Interface dataset entries:
★ ★ ★ ★ ★

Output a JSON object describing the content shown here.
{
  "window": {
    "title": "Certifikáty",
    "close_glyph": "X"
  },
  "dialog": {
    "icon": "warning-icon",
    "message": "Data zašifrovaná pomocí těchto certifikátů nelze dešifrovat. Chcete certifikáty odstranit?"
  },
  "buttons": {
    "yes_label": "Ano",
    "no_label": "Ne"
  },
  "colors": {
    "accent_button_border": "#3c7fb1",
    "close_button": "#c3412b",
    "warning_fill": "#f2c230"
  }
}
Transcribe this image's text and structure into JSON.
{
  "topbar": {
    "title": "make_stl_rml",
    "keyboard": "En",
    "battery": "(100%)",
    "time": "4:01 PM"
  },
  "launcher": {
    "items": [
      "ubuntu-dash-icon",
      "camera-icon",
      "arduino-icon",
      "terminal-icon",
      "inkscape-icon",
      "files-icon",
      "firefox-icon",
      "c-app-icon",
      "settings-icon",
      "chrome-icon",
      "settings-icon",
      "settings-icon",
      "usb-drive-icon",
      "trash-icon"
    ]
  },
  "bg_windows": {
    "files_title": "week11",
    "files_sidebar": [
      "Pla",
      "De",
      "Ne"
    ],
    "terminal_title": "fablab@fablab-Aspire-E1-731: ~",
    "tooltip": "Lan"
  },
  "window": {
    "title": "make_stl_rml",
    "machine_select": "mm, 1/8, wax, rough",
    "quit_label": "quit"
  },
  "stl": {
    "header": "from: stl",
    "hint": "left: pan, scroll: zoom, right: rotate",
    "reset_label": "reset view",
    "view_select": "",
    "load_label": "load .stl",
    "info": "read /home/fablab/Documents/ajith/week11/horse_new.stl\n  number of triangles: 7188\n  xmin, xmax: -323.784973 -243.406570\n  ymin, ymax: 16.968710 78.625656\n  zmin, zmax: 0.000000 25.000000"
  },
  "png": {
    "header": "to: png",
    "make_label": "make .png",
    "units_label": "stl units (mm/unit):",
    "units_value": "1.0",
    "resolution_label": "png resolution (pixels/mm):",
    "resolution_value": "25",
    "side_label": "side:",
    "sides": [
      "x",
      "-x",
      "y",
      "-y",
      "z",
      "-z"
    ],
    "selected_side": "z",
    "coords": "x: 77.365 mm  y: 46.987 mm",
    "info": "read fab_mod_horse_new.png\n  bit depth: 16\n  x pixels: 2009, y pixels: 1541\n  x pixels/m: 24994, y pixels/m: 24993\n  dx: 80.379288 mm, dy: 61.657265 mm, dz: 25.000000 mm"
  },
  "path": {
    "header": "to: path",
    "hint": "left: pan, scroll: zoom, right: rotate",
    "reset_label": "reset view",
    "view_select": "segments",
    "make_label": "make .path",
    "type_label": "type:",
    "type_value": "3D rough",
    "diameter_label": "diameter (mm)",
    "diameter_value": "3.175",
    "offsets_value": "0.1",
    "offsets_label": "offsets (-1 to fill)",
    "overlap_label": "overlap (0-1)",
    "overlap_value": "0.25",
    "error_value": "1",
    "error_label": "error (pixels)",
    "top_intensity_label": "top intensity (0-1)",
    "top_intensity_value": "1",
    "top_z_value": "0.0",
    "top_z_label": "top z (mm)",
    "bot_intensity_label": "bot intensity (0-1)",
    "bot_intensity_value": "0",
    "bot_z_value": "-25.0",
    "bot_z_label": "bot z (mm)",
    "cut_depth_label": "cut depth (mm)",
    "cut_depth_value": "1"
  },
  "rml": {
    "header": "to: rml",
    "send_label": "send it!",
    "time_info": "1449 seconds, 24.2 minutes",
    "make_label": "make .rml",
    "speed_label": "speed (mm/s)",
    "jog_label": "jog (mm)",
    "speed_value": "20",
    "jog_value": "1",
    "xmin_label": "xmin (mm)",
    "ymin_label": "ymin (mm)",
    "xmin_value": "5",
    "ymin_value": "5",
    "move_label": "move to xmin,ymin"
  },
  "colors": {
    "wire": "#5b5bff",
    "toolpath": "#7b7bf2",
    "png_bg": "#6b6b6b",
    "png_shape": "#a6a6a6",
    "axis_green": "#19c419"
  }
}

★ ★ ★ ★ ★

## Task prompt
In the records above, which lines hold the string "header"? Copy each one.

## Written response
    "header": "from: stl",
    "header": "to: png",
    "header": "to: path",
    "header": "to: rml",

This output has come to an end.